Srinivasan, Vasant (2014-08). High Social Acceptance of Head Gaze Loosely Synchronized with Speech for Social Robots. Doctoral Dissertation.
This research demonstrates that robots can achieve socially acceptable interactions, using loosely synchronized head gaze-speech, without understanding the semantics of the dialog. Prior approaches used tightly synchronized head gaze-speech, which requires significant human effort and time to manually annotate synchronization events in advance, restricting interactive dialog, and requiring the operator to act as a puppeteer. This approach has two novel aspects. First, it uses affordances in the sentence structure, time delays, and typing to achieve autonomous synchronization of head gaze-speech. Second, it is implemented within a behavioral robotics framework derived from 32 previous implementations. The efficacy of the loosely synchronized approach was validated through a 93-participant 1 x 3 (loosely synchronized head gaze-speech, tightly synchronized head gaze-speech, no-head gazespeech) between-subjects experiment using the "Survivor Buddy" rescue robot in a victim management scenario. The results indicated that the social acceptance of loosely synchronized head gaze-speech is similar to tightly synchronized head gazespeech (manual annotation), and preferred to the no head gaze-speech case. These findings contribute to the study of social robotics in three ways. First, the research overall contributes to a fundamental understanding of the role of social head gaze in social acceptance, and the production of social head gaze. Second, it shows that autonomously generated head gaze-speech coordination is both possible and acceptable.
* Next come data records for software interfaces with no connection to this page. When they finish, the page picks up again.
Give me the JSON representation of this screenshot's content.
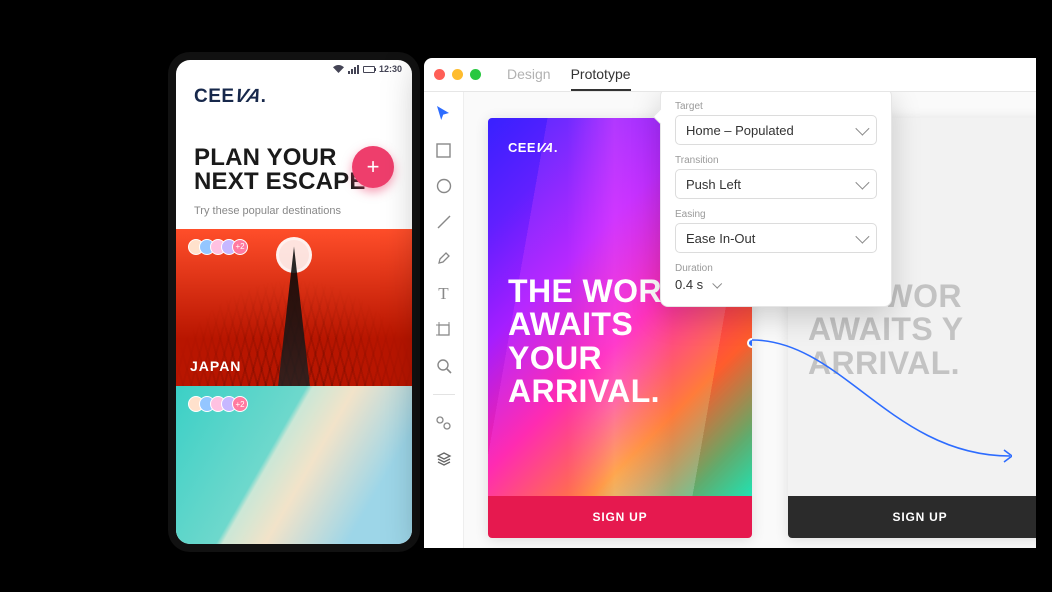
{
  "phone": {
    "status": {
      "time": "12:30"
    },
    "logo_main": "CEE",
    "logo_tilt": "VA",
    "logo_dot": ".",
    "hero_line1": "PLAN YOUR",
    "hero_line2": "NEXT ESCAPE",
    "hero_sub": "Try these popular destinations",
    "fab": "+",
    "card1_label": "JAPAN",
    "avatars_more": "+2"
  },
  "app": {
    "tabs": {
      "design": "Design",
      "prototype": "Prototype"
    },
    "panel": {
      "target_label": "Target",
      "target_value": "Home – Populated",
      "transition_label": "Transition",
      "transition_value": "Push Left",
      "easing_label": "Easing",
      "easing_value": "Ease In-Out",
      "duration_label": "Duration",
      "duration_value": "0.4 s"
    },
    "artboard": {
      "logo_main": "CEE",
      "logo_tilt": "VA",
      "logo_dot": ".",
      "headline_l1": "THE WORLD",
      "headline_l2": "AWAITS YOUR",
      "headline_l3": "ARRIVAL.",
      "cta": "SIGN UP",
      "alt_headline_l1": "THE WOR",
      "alt_headline_l2": "AWAITS Y",
      "alt_headline_l3": "ARRIVAL."
    }
  }
}
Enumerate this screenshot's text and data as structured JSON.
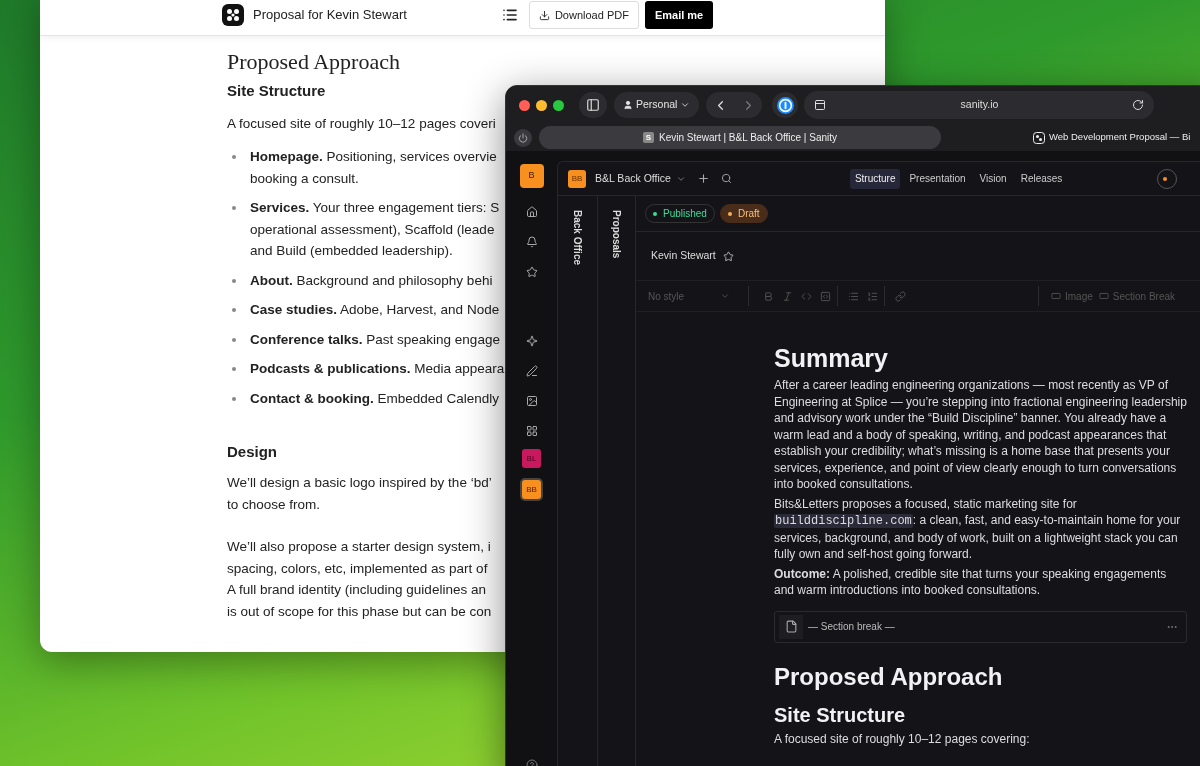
{
  "back_window": {
    "header": {
      "title": "Proposal for Kevin Stewart",
      "download_button": "Download PDF",
      "email_button": "Email me"
    },
    "heading": "Proposed Approach",
    "subheading": "Site Structure",
    "intro": "A focused site of roughly 10–12 pages coveri",
    "bullets": [
      {
        "lines": [
          "**Homepage.** Positioning, services overvie",
          "booking a consult."
        ]
      },
      {
        "lines": [
          "**Services.** Your three engagement tiers: S",
          "operational assessment), Scaffold (leade",
          "and Build (embedded leadership)."
        ]
      },
      {
        "lines": [
          "**About.** Background and philosophy behi"
        ]
      },
      {
        "lines": [
          "**Case studies.** Adobe, Harvest, and Node"
        ]
      },
      {
        "lines": [
          "**Conference talks.** Past speaking engage"
        ]
      },
      {
        "lines": [
          "**Podcasts & publications.** Media appeara"
        ]
      },
      {
        "lines": [
          "**Contact & booking.** Embedded Calendly"
        ]
      }
    ],
    "design_heading": "Design",
    "paragraphs": [
      {
        "lines": [
          "We’ll design a basic logo inspired by the ‘bd’",
          "to choose from."
        ]
      },
      {
        "lines": [
          "We’ll also propose a starter design system, i",
          "spacing, colors, etc, implemented as part of",
          "A full brand identity (including guidelines an",
          "is out of scope for this phase but can be con"
        ]
      }
    ]
  },
  "browser": {
    "profile": "Personal",
    "address": "sanity.io",
    "tabs": [
      {
        "title": "Kevin Stewart | B&L Back Office | Sanity",
        "favicon": "S",
        "selected": true
      },
      {
        "title": "Web Development Proposal — Bi",
        "selected": false
      }
    ]
  },
  "studio": {
    "rail": {
      "workspace": "B",
      "tools": [
        {
          "label": "BL",
          "color": "#c8195f",
          "selected": false
        },
        {
          "label": "BB",
          "color": "#f8901f",
          "selected": true
        }
      ]
    },
    "workspace": {
      "badge": "BB",
      "name": "B&L Back Office"
    },
    "nav_tabs": [
      {
        "label": "Structure",
        "selected": true
      },
      {
        "label": "Presentation",
        "selected": false
      },
      {
        "label": "Vision",
        "selected": false
      },
      {
        "label": "Releases",
        "selected": false
      }
    ],
    "panes": [
      "Back Office",
      "Proposals"
    ],
    "status_chips": [
      {
        "label": "Published",
        "kind": "published",
        "selected": false
      },
      {
        "label": "Draft",
        "kind": "draft",
        "selected": true
      }
    ],
    "document_title": "Kevin Stewart",
    "toolbar": {
      "style_select": "No style",
      "inserts": [
        "Image",
        "Section Break"
      ]
    },
    "content": [
      {
        "kind": "h1",
        "text": "Summary"
      },
      {
        "kind": "p",
        "parts": [
          {
            "text": "After a career leading engineering organizations — most recently as VP of Engineering at Splice — you’re stepping into fractional engineering leadership and advisory work under the “Build Discipline” banner. You already have a warm lead and a body of speaking, writing, and podcast appearances that establish your credibility; what’s missing is a home base that presents your services, experience, and point of view clearly enough to turn conversations into booked consultations."
          }
        ]
      },
      {
        "kind": "p",
        "parts": [
          {
            "text": "Bits&Letters proposes a focused, static marketing site for "
          },
          {
            "text": "builddiscipline.com",
            "kind": "code"
          },
          {
            "text": ": a clean, fast, and easy-to-maintain home for your services, background, and body of work, built on a lightweight stack you can fully own and self-host going forward."
          }
        ]
      },
      {
        "kind": "p",
        "parts": [
          {
            "text": "**Outcome:** A polished, credible site that turns your speaking engagements and warm introductions into booked consultations."
          }
        ]
      },
      {
        "kind": "section_break",
        "text": "— Section break —"
      },
      {
        "kind": "h1",
        "text": "Proposed Approach"
      },
      {
        "kind": "h2",
        "text": "Site Structure"
      },
      {
        "kind": "p",
        "parts": [
          {
            "text": "A focused site of roughly 10–12 pages covering:"
          }
        ]
      }
    ]
  }
}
Third, the behavioral robotics framework simplifies creation, analysis, and comparison of implementations.